The Payne County Sheriff’s Department receives 60% of the proceeds from telephone calls and 25% of the proceeds from the video calls, according to Stewart Mayfield, regional sales director for CTC. Payne County Sheriff Kevin Woodward, said that over $100,000 is generated annually from the telephone and video calls.
He also noted that the video calls are helpful in allowing attorneys visit remotely with federal prisoners who are housed at the jail at the rate of $41 per day.
Mayfield said that his company utilizes an app that is installed on apple or android phones that allow individuals from across the country to communicate with prisoners in the Payne County Jail.
The calls cost $0.35 per minute for in-state calls and $0.25 for out of state calls where Federal Communications Commission rate caps apply.
The commissioners approved the request of Andrew Crintz, an OSU Master’s student in Fire Protection and Safety Technology, to conduct a study of the timing of the evacuation of the Payne County Courthouse.
Volunteers will be paid $5 to participate in the study which will be scheduled at times that will not disrupt the daily flow of courthouse users.
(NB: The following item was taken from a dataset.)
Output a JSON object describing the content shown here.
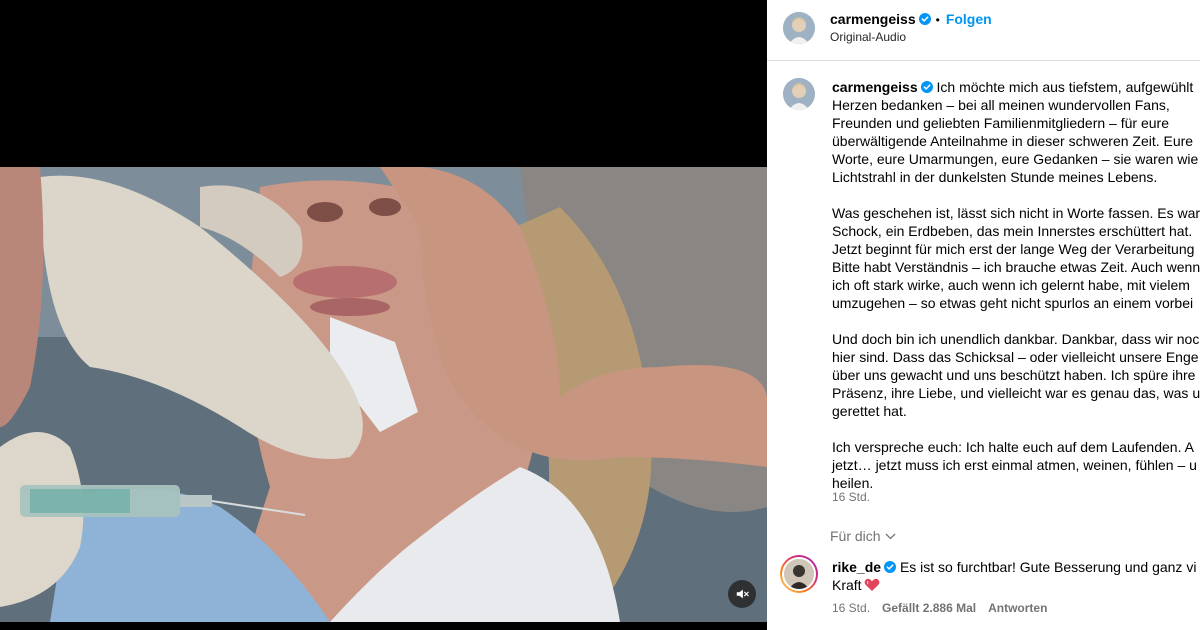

At the urging of Assistant District Attorney Lowell Barto, the commissioners will require Crintz to provide proof of liability insurance before using the courthouse for his study.
After much discussion, Chairman Chris Reding was selected to research and present a plan on the renovation and use of the MPower building adjacent to the Payne County Fairgrounds.
The building was vacated by MPower in November of last year after it relocated to the old Highland Park elementary school campus on North Stallard.
The commissioners announced that they will continue using a response letter from County Clerk Glenna Craig when medical marijuana businesses in rural areas of Payne County request certification of their compliance with safety and building codes.
The response procedure adopted for Payne County, which does not have a planning and zoning commission, was approved by the Association of County Commissioners of Oklahoma after consulting with the Oklahoma District Attorney’s Council. The Oklahoma Medical Marijuana Authority, a division of the Oklahoma Health Department, created a new form that medical marijuana businesses are required to submit and that must be completed by the county or municipal government that regulates building and safety codes where they are located.
In other business, the commissioners approved financing a CAT 623 Scraper with the Welch State Bank for 48 months at a 3.28% loan rate. Charlie Meyer, a sales representative for the seller – Warren CAT of Tulsa, presented four financing options with the commissioners selecting the one with the lowest interest.
Monthly payments for the $862,452 tractor-scraper will be $19,258. The commissioners approved the only bid from Oklahoma Cement Solutions to provide cement slurry for District 1 at rates from $240 to $245 per dry ton.
The commissioners also approved weekly purchase orders totaling $205,634.
In public announcements from the board, Commissioner, Zach Cavett, again urged people to come have a chuck wagon lunch at noon on Saturday at the Payne County Expo Center.
The proceeds benefit disabled and military veterans. Cavett also announced that Glencoe would be celebrating its Founder’s Day on Saturday.